The European Securities and Markets Authority (ESMA) has scrapped bans on short-selling which were introduced during extreme volatility in March when national lockdowns were rolled out across the European Union to stem the Covid-19 pandemic.
The Austrian, Belgian, Greek, French, Italian and Spanish securities regulators have jointly decided to lift the restrictions. Italy, whose ban was set to expire on June 18, decided to align itself with the other five EU states. Other countries including Germany and the U.K. didn’t impose short selling sanctions on equities.
France’s stock-market regulator, the Autorité des Marchés Financiers, and Italy’s Commissione Nazionale per le Società e la Borsa said they had viewed “progressive normalisation” in markets.
“Markets have partly reduced their losses, trading volumes and volatility have returned to levels that are still high compared to mid-February, however this reflects market participants’ uncertainties in the current context,” according to the AMF in a statement.

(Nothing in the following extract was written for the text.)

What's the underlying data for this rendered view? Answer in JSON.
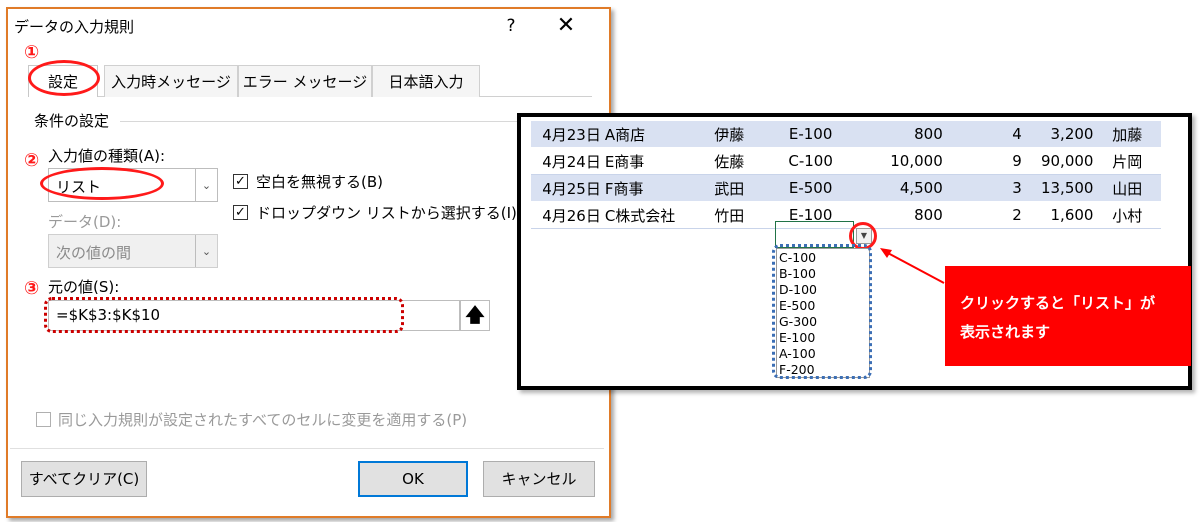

Last week trade groups called on the AMF and finance ministry to end the ban. They included the Alternative Investment Management Association, which has 2,000 members in over 60 countries; the FIA European Principal Traders Association; the Managed Funds Association, whose members manage over a third of global hedge fund assets; and the World Federation of Exchanges, whose members include the major trading platforms around the world.
In a letter, they said, “Market data on securities subject to the restrictions in place in Austria, Belgium, France, Greece, Italy and Spain are available and show that those securities are not collectively performing better than those in comparable jurisdictions that are not subject to restrictions; shares are more volatile than they were prior to the bans; and markets exhibit wider spreads since restrictions were put in place.”
They added that, “Over the longer term, the bans risk undermining confidence in key European financial markets and hampering the goal of a Capital Markets Union, something that will be vital to European recovery from the profound economic shock caused by COVID-19.”
Volume traded in restricted shares made up 30% of the total volume traded in Europe. After the bans, this value dropped to 23%, according to the trade groups.
Analysts at Barclays said the move to lift the ban shouldn’t reintroduce volatility. They looked at the short-selling bans during the global financial crisis and found that European stocks rallied after their removal. “It seems that as long as fundamentals improve, short selling should not be an impediment to further recovery in equity markets,” they added.